- You may call witnesses to testify on your behalf. You also have the right to have the court issue subpoenas for witnesses to ensure their appearance at trial. However, you must furnish the names, addresses, and telephone numbers of these witnesses to the Court at least 72 hours in advance so that the witnesses may be located and the subpoenas served.
Trials are conducted under the Code of Criminal Procedure, Texas Rules of Criminal Evidence as adopted by the Texas Legislature.
See Docket Schedule Court Room No. 1 and Docket Schedule Court Room No. 2 for day of the week and time of day each type of docket is heard. (example: jury trial, trial by judge, juvenile docket, etc.)
Presenting the Case
As in all criminal trials, the State will present its case first by calling witnesses to testify against you.

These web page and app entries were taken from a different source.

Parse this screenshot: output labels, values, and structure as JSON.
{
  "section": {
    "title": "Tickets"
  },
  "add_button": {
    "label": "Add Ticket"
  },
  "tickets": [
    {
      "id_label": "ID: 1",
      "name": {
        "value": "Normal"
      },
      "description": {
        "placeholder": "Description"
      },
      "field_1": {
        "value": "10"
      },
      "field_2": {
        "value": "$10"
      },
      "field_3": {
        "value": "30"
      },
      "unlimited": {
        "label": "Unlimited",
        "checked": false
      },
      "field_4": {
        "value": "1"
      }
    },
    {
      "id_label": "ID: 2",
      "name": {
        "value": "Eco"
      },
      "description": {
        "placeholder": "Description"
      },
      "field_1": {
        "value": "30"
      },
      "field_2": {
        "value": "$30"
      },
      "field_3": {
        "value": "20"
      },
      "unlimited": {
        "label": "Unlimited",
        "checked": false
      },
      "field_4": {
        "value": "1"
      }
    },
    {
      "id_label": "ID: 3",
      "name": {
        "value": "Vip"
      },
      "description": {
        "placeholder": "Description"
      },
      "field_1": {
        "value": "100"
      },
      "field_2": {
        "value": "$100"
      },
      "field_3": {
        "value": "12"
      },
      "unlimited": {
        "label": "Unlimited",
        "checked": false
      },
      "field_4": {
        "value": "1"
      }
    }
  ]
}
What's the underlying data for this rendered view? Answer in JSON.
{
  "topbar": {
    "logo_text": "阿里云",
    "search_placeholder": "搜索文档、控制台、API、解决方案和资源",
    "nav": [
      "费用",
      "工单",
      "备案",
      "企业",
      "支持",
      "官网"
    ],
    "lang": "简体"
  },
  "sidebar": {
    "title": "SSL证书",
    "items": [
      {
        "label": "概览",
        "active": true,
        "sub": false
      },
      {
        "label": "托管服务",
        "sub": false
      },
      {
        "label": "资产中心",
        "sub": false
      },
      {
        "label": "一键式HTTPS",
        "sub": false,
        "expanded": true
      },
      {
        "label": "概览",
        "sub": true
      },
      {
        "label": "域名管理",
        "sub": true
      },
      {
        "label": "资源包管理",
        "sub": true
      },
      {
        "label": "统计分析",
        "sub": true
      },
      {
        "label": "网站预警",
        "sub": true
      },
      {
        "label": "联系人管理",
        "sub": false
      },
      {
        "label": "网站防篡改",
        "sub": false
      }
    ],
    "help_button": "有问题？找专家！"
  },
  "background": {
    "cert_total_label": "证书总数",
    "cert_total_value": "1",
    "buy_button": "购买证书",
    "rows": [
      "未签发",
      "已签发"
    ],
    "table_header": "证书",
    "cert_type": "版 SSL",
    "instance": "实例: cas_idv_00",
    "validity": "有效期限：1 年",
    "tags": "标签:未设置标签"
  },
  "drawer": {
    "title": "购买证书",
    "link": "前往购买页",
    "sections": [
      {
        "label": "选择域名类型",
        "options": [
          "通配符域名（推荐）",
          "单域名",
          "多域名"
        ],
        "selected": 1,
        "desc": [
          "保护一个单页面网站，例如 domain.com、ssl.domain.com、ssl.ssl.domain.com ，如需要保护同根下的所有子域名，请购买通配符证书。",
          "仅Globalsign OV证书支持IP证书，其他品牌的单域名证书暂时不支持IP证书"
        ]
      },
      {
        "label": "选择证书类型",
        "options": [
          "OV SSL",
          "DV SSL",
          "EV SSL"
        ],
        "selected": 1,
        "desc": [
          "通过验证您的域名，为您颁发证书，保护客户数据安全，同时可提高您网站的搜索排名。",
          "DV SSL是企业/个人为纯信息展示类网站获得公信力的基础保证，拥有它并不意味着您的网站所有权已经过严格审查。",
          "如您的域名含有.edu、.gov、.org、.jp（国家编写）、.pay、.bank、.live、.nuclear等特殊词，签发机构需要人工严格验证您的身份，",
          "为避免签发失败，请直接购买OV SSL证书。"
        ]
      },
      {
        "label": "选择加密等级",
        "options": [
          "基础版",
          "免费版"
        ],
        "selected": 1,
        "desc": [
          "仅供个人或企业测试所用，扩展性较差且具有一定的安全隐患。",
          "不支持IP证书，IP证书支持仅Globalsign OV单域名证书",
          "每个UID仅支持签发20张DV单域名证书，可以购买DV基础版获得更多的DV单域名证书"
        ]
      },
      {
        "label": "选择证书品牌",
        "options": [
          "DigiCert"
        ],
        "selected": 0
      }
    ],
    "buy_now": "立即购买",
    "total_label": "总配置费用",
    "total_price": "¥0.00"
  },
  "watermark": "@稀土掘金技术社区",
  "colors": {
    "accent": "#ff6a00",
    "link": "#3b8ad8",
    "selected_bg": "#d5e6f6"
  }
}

After each prosecution witness has finished his testimony, you will have the right to cross-examine the witness. Your examination must be in the form of questions and you must not argue with the witness. Do not attempt to tell your side of the story at this time. You will have an opportunity to do so later in the trial.
After the prosecution has presented its case, you may present your case by calling witnesses, presenting physical evidence and/or testifying on your own behalf.
Judgment / Verdict
If the case is tried by the judge, the decision is called a judgment. If the case is tried by a jury, the decision is called a verdict. The judge or jury can consider only the testimony of witnesses under oath and any evidence admitted during the trial. If you are found guilty by either the judge or jury, the penalty will be announced at that time. The judge will extend the case for 10 days for you to pay the fine or file a Motion for New Trial.
FinesThe amount of fine the court assesses is determined only by the facts and circumstances of the case. The maximum fine for most municipal court traffic violations is $200; for penal violations, $500; for certain city ordinance violations, $2000; and for other city ordinance violations, $500. Fines are payable by cash, check, money order and MasterCard or Visa credit/debit cards. A 24-hour depository box is also available for your convenience on the northeast corner of the court facility. Documents submitted to the Court through the 24-hour depository box will be date stamped "received" on the following business day.
If you are found guilty of an offense, mandated state court costs are included in the amount due. These charges vary according to the offense. Court costs are applicable to defensive driving, deferred adjudication or probation.
Right to Appeal
If you are found guilty and are not satisfied with the judgment of the court, you have the right to appeal your case. Since the Grand Prairie Municipal Court is a court of record, you must adhere to the appeal process as outlined in the Government Code. (The Uniform Court of Record Act and Sections applicable only to the City of Grand Prairie). Appeals will be based on any "legal" error - not a new trial of the facts.
If you are found guilty, you may make written motion to the court for a new trial. The judge may grant a new trial if persuaded that justice has not been done in the trial of your case. Your Motion for a New Trial must state the legal grounds for the appeal. Denial of the Motion for a New Trial requires the posting of an Appeal Bond, Notice of Appeal and a transcript of the proceedings.
Juveniles who fail to appear or complete their sentence will be reported to the Department of Public Safety. The Department of Public Safety may suspend a juvenile's drivers license or deny the right to obtain a drivers license.